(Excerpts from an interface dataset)
=====
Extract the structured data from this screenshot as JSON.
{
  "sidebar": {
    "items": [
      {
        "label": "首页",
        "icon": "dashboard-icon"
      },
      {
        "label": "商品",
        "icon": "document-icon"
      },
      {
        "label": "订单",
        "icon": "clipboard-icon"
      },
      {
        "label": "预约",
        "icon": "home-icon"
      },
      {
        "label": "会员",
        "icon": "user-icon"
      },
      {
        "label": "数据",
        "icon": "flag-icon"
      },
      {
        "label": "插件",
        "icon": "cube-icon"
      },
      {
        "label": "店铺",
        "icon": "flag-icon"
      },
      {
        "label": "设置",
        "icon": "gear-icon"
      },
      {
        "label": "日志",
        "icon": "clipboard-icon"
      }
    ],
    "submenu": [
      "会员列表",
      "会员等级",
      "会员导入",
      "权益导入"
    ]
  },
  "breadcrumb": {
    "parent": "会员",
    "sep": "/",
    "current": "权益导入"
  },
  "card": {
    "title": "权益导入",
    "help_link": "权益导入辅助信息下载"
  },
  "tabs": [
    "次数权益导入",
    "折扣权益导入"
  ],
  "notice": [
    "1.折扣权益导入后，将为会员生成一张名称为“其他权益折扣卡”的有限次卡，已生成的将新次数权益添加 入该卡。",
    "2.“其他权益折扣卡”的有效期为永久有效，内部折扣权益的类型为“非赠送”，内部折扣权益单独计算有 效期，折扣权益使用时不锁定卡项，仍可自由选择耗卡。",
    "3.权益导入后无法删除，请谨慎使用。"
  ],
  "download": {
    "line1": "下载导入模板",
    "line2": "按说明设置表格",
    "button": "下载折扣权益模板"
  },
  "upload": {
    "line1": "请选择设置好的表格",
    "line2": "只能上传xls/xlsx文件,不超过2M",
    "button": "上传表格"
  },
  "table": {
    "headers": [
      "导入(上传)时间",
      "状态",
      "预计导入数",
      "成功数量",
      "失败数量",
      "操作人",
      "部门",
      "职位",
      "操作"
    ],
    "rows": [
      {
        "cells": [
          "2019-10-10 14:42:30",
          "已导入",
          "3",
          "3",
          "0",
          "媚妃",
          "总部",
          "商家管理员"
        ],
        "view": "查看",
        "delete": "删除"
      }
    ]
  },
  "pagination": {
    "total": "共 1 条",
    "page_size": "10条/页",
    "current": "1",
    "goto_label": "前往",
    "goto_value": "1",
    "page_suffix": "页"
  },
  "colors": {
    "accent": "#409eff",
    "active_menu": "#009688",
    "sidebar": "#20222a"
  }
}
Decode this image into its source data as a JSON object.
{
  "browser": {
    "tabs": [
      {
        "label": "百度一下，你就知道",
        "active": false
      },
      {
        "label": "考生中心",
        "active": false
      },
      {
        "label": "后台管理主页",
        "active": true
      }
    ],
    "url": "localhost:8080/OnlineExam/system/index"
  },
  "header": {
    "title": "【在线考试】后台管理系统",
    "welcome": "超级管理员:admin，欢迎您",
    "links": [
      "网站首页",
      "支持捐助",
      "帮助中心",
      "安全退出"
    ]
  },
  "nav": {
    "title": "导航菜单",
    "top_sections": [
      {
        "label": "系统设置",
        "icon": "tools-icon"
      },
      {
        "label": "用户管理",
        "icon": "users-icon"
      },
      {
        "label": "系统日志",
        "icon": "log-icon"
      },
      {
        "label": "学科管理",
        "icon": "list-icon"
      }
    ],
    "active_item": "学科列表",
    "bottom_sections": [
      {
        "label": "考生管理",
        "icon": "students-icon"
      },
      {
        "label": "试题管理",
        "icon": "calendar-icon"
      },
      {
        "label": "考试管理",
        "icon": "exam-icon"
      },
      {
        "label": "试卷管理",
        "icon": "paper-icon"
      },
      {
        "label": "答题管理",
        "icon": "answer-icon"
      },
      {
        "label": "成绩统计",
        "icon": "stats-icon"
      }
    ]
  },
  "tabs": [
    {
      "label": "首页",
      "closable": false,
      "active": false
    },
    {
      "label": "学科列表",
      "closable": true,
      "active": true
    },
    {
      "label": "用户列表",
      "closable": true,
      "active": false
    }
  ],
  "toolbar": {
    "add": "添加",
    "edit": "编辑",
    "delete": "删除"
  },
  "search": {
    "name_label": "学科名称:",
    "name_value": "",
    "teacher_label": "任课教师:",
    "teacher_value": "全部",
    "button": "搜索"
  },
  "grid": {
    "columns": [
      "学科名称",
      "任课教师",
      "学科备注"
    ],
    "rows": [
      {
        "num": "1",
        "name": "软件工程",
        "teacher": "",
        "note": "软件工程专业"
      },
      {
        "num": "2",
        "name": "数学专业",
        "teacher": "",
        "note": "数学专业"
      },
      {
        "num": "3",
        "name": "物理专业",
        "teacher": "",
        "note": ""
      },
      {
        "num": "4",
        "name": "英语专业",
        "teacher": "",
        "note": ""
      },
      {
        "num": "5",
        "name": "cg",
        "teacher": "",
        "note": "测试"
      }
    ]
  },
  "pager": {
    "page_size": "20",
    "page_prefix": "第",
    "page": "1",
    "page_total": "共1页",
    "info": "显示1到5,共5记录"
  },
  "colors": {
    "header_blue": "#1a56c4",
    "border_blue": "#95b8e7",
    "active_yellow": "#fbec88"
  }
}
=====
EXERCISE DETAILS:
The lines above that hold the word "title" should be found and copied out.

WRITTEN RESPONSE:
    "title": "权益导入",
    "title": "【在线考试】后台管理系统",
    "title": "导航菜单",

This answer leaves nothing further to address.